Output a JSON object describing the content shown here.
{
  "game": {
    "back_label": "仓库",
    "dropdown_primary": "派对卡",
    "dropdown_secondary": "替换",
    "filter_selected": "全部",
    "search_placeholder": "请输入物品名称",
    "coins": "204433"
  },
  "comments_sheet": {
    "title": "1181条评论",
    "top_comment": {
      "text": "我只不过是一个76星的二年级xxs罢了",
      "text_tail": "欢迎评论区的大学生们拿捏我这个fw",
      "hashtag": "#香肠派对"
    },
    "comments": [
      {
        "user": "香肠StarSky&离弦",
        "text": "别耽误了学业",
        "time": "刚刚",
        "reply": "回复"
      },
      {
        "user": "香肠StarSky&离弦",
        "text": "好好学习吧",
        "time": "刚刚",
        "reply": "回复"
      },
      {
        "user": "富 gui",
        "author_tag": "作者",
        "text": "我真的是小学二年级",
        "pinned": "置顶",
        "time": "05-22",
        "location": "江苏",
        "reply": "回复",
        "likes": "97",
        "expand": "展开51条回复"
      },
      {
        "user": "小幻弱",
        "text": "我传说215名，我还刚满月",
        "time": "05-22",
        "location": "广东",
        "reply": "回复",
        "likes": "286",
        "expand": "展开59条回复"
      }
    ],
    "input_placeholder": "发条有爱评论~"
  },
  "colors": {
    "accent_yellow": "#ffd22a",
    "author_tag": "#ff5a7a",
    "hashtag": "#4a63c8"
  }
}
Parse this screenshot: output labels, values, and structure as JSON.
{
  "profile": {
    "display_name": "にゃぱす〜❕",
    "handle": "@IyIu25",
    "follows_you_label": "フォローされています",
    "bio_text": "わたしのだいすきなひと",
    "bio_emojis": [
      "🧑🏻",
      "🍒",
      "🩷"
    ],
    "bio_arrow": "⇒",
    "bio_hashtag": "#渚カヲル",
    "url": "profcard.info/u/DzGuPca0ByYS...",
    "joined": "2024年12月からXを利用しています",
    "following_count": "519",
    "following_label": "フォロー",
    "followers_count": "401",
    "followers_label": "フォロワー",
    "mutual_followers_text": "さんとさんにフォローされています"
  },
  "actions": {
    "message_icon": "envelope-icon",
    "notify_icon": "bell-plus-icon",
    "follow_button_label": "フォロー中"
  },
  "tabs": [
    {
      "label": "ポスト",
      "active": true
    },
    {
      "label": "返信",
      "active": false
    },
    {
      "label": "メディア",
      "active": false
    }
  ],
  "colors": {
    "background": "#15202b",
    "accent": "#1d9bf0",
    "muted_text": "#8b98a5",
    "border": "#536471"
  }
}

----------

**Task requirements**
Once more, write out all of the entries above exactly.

**Task response**
Output a JSON object describing the content shown here.
{
  "game": {
    "back_label": "仓库",
    "dropdown_primary": "派对卡",
    "dropdown_secondary": "替换",
    "filter_selected": "全部",
    "search_placeholder": "请输入物品名称",
    "coins": "204433"
  },
  "comments_sheet": {
    "title": "1181条评论",
    "top_comment": {
      "text": "我只不过是一个76星的二年级xxs罢了",
      "text_tail": "欢迎评论区的大学生们拿捏我这个fw",
      "hashtag": "#香肠派对"
    },
    "comments": [
      {
        "user": "香肠StarSky&离弦",
        "text": "别耽误了学业",
        "time": "刚刚",
        "reply": "回复"
      },
      {
        "user": "香肠StarSky&离弦",
        "text": "好好学习吧",
        "time": "刚刚",
        "reply": "回复"
      },
      {
        "user": "富 gui",
        "author_tag": "作者",
        "text": "我真的是小学二年级",
        "pinned": "置顶",
        "time": "05-22",
        "location": "江苏",
        "reply": "回复",
        "likes": "97",
        "expand": "展开51条回复"
      },
      {
        "user": "小幻弱",
        "text": "我传说215名，我还刚满月",
        "time": "05-22",
        "location": "广东",
        "reply": "回复",
        "likes": "286",
        "expand": "展开59条回复"
      }
    ],
    "input_placeholder": "发条有爱评论~"
  },
  "colors": {
    "accent_yellow": "#ffd22a",
    "author_tag": "#ff5a7a",
    "hashtag": "#4a63c8"
  }
}
Parse this screenshot: output labels, values, and structure as JSON.
{
  "profile": {
    "display_name": "にゃぱす〜❕",
    "handle": "@IyIu25",
    "follows_you_label": "フォローされています",
    "bio_text": "わたしのだいすきなひと",
    "bio_emojis": [
      "🧑🏻",
      "🍒",
      "🩷"
    ],
    "bio_arrow": "⇒",
    "bio_hashtag": "#渚カヲル",
    "url": "profcard.info/u/DzGuPca0ByYS...",
    "joined": "2024年12月からXを利用しています",
    "following_count": "519",
    "following_label": "フォロー",
    "followers_count": "401",
    "followers_label": "フォロワー",
    "mutual_followers_text": "さんとさんにフォローされています"
  },
  "actions": {
    "message_icon": "envelope-icon",
    "notify_icon": "bell-plus-icon",
    "follow_button_label": "フォロー中"
  },
  "tabs": [
    {
      "label": "ポスト",
      "active": true
    },
    {
      "label": "返信",
      "active": false
    },
    {
      "label": "メディア",
      "active": false
    }
  ],
  "colors": {
    "background": "#15202b",
    "accent": "#1d9bf0",
    "muted_text": "#8b98a5",
    "border": "#536471"
  }
}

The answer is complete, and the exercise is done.